So, why are vegans always met with strangely aggressive jokes? To put it simply, meat and dairy are engrained in our society. People dislike change, people make fun of difference, but people also feel insecure about being wrong. Speaking to Harry, (the Charity, Environment and Ethics Rep for his college’s JCR and the most enthusiastic environmentalist I know), he outlined three main negative responses to veganism.

There is the ‘absurd non-understanding’, some people honestly just don’t get it, then theres the ‘anger at hippy types trying to ruin food’, and finally the ‘mocking that it is goody goody or silly behaviour'. These are all ‘ways people cope with the challenge to a core aspect of our society’. Often, it’s conveniently big meat producers who mock vegans: take this KFC advert for example.

Vegans are rocking the boat by rejecting a fundamental part of society. Undoubtedly, it's met with hostility. Right now, people take the mick out of vegans. Yes, there are of course some aggressive vegans, like in any political movement, who alienate others and fuel mockery.

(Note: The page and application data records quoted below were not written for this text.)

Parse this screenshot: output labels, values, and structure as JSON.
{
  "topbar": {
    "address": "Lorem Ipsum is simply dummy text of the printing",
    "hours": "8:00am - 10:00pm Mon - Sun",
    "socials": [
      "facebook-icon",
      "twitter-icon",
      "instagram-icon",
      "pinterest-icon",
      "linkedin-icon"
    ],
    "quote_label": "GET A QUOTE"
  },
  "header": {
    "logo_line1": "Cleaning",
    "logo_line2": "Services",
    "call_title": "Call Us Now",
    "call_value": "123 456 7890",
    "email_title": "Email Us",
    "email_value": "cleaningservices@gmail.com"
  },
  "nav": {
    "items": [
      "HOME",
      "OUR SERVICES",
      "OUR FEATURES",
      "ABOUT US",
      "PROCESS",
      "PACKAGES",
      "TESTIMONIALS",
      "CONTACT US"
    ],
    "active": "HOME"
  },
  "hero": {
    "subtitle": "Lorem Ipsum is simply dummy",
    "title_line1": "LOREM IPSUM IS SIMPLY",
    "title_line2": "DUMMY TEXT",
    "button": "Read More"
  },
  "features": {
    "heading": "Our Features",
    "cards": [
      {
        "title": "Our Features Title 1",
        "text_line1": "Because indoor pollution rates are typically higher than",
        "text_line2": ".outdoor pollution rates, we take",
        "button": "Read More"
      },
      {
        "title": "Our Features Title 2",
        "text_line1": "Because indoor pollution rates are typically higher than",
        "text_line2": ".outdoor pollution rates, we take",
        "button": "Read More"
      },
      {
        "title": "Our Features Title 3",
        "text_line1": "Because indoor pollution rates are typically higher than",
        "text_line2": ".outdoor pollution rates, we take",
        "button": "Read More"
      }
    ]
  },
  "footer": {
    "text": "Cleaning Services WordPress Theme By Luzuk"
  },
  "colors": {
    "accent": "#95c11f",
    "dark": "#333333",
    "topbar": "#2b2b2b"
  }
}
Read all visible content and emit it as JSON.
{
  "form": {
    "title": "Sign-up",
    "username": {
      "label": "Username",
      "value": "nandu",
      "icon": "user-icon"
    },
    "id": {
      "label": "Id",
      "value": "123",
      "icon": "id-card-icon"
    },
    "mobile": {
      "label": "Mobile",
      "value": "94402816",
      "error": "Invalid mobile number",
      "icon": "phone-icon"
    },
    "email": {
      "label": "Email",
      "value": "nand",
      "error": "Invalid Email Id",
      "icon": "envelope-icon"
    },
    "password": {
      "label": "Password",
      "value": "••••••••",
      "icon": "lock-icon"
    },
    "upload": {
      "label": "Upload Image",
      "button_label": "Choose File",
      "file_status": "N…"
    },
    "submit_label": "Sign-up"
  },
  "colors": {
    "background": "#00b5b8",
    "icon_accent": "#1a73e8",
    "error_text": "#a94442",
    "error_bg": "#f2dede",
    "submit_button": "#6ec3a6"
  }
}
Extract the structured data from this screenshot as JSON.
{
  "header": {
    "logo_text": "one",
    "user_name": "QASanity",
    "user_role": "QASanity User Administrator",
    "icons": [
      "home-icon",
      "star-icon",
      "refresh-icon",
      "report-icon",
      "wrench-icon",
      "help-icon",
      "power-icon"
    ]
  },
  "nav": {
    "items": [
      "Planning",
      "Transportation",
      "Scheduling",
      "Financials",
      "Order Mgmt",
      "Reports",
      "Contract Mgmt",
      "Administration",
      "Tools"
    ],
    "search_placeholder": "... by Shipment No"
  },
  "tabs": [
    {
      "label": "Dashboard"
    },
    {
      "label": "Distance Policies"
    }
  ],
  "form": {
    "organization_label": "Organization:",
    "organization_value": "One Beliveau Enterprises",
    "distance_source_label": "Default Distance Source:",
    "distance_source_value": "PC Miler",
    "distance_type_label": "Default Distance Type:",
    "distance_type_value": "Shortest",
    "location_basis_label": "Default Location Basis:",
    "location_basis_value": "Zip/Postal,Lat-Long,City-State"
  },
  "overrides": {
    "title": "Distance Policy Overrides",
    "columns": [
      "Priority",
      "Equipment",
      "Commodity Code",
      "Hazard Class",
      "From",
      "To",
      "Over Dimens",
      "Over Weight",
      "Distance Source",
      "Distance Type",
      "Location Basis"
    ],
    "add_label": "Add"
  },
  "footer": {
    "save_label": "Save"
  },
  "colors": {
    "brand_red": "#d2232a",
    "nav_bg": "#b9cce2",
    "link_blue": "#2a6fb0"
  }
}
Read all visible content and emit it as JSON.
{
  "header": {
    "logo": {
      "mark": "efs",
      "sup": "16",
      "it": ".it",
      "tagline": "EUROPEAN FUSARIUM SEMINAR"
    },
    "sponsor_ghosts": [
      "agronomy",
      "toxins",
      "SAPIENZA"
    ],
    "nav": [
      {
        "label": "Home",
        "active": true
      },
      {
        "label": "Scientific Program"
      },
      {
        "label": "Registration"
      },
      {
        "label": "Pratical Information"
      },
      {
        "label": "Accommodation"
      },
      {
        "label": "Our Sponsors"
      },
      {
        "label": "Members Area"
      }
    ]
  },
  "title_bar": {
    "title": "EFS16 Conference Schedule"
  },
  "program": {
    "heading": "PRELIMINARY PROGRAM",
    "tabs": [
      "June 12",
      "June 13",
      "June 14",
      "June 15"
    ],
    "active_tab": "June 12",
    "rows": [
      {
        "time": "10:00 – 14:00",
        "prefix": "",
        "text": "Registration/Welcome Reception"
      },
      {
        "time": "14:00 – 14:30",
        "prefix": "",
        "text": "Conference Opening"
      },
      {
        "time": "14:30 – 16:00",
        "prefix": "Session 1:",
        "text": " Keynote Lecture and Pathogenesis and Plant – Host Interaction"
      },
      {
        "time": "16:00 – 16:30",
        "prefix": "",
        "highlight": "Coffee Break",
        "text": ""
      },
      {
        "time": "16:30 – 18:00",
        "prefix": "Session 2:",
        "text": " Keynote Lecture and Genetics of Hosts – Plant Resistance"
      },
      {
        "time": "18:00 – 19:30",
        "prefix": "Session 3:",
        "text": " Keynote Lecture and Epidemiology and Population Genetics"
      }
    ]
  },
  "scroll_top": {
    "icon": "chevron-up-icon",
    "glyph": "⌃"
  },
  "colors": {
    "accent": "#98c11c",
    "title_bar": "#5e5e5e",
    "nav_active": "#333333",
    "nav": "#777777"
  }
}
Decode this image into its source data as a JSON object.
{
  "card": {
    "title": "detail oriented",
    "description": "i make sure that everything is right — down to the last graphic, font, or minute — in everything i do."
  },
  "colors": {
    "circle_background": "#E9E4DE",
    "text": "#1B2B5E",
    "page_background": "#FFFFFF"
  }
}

Part of my solution is that vegans should take the mick out of themselves too.

That said, every day people are becoming more and more inclined towards veganism, especially when they realise Aldi ginger nuts, and Co-Op custard doughnuts contain absolutely zero animal products.

As vegan of a year and a half, Sophie, put it, ‘there’s nothing extreme about not wanting to harm animals and being conscious about the environment’, is there?